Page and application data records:
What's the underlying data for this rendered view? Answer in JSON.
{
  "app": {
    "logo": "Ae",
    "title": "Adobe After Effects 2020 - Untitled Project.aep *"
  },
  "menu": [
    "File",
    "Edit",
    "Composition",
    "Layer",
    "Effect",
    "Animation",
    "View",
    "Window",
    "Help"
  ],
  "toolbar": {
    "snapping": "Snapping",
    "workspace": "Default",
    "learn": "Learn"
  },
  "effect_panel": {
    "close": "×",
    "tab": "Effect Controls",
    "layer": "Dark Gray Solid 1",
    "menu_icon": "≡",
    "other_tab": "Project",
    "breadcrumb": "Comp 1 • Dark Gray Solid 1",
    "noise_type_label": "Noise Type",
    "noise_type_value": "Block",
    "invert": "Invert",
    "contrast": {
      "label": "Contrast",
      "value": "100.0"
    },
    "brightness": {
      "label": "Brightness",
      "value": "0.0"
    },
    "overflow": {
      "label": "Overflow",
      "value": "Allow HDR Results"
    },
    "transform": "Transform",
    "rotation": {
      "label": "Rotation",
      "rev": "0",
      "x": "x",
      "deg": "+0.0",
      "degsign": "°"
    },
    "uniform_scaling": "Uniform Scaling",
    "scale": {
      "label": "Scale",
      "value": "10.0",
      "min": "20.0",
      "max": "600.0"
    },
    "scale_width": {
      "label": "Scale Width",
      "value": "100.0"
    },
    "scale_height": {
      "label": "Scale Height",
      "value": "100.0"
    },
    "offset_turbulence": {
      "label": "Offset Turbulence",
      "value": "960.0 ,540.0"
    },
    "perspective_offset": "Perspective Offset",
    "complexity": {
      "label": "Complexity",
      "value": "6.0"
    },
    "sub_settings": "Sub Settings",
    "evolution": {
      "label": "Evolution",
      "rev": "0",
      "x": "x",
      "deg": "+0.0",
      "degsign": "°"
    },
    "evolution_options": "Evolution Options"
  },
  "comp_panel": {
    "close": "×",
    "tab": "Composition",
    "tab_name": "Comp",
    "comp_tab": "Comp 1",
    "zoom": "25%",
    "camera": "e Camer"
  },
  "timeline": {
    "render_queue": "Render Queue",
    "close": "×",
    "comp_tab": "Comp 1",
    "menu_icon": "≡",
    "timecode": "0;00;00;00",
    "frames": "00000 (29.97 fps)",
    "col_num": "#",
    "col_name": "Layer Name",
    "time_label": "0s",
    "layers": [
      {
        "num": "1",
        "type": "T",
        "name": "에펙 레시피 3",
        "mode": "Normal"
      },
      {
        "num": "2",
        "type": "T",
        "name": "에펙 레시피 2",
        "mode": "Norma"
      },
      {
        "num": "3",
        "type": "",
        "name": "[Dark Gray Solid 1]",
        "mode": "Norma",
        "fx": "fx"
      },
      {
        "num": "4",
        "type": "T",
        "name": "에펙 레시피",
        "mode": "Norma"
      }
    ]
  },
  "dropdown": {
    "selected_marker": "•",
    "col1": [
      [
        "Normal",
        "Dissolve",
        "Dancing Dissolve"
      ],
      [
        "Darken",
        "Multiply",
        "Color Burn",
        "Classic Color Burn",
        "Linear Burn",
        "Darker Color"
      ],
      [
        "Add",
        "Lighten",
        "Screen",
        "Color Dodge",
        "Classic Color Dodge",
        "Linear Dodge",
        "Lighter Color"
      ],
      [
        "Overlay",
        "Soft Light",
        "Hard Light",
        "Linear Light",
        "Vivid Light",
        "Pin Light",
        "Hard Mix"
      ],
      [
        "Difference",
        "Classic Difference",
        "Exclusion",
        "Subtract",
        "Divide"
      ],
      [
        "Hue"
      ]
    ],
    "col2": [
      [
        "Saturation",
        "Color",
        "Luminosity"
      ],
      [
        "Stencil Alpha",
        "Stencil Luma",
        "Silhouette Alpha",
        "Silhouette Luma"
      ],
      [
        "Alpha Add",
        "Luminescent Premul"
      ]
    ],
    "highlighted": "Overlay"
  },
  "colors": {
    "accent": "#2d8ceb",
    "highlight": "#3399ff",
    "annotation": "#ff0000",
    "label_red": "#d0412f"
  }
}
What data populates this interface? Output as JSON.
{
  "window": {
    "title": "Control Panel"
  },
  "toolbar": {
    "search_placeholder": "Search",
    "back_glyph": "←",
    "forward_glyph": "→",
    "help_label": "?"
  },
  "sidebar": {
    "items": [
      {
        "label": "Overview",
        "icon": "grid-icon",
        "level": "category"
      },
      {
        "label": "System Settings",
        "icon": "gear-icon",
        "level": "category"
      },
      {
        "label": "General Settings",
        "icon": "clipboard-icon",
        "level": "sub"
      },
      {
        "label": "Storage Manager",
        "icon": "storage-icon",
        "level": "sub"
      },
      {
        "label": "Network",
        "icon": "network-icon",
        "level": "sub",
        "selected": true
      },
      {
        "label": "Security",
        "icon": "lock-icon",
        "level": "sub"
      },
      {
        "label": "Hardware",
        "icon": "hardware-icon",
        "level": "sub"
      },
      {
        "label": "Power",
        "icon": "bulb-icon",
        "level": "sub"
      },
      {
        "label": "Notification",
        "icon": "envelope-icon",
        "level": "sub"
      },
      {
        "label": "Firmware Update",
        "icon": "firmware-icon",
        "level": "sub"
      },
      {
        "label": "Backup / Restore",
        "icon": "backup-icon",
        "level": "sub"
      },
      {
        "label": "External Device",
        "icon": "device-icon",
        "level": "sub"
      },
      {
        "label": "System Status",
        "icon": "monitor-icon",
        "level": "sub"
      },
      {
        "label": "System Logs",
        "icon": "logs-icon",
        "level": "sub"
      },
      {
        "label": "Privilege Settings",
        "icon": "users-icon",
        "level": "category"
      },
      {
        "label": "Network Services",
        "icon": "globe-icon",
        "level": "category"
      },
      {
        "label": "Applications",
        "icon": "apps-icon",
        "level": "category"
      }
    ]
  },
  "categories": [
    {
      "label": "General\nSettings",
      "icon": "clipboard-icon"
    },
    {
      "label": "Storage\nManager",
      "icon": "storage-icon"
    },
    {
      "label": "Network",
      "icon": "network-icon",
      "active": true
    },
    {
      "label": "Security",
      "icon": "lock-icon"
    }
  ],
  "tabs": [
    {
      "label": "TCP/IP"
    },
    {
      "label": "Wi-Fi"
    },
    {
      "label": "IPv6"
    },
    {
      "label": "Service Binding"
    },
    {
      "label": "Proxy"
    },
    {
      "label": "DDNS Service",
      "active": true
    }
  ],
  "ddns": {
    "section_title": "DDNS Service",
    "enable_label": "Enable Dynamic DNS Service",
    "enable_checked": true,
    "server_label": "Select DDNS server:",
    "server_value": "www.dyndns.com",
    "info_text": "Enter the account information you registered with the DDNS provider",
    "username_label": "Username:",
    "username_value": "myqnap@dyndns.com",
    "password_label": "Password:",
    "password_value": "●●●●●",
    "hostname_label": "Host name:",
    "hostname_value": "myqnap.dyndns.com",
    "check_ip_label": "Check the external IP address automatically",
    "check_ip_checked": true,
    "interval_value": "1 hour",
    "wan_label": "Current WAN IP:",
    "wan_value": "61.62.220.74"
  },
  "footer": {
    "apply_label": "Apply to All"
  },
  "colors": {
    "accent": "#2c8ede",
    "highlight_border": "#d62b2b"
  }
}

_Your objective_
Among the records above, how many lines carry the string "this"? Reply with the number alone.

_Completed task_
2